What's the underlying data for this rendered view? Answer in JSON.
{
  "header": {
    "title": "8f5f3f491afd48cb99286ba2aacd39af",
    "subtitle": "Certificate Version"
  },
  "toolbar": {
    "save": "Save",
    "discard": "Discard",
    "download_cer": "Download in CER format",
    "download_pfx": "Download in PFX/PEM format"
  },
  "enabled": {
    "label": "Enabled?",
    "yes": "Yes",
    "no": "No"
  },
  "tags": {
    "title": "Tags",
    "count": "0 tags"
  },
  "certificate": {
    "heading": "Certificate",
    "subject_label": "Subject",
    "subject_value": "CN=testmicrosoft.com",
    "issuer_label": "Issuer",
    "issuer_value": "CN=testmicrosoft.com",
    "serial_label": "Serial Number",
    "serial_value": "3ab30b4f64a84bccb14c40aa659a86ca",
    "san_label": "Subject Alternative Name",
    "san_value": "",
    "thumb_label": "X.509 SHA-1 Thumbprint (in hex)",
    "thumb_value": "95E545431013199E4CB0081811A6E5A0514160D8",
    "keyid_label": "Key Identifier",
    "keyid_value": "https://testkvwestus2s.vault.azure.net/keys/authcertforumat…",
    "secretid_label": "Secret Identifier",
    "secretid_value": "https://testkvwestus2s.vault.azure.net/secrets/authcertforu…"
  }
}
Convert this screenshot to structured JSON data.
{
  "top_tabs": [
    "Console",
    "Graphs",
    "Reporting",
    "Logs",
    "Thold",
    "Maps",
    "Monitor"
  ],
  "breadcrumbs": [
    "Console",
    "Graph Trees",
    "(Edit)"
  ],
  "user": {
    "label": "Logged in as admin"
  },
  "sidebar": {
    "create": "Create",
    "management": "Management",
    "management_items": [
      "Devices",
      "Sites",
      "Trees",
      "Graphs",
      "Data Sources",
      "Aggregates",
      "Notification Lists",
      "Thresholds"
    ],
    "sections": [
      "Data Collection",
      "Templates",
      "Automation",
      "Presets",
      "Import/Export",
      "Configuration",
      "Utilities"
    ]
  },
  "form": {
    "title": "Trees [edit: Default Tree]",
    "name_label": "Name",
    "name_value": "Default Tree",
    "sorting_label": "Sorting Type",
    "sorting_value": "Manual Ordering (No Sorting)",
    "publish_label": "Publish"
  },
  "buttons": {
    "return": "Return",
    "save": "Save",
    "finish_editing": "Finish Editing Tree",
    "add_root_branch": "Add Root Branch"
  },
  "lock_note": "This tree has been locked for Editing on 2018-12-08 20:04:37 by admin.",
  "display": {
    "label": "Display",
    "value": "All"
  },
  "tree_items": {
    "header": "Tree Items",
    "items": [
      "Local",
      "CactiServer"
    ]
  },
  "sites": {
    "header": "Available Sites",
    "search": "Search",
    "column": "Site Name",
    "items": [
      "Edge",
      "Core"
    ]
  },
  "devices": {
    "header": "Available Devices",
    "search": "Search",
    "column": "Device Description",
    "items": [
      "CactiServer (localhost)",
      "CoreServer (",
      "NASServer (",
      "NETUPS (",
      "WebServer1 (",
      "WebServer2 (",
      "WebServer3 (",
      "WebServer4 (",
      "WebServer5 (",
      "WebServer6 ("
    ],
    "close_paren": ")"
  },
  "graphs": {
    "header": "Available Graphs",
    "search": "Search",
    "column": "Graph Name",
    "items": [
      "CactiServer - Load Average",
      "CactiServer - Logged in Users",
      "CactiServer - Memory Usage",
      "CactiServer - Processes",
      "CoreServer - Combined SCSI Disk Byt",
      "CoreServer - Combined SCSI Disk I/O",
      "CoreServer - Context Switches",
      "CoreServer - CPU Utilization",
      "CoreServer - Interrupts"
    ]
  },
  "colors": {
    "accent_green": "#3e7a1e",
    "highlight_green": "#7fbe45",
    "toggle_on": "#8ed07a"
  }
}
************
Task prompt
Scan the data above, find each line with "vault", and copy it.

Expected answer
    "keyid_value": "https://testkvwestus2s.vault.azure.net/keys/authcertforumat…",
    "secretid_value": "https://testkvwestus2s.vault.azure.net/secrets/authcertforu…"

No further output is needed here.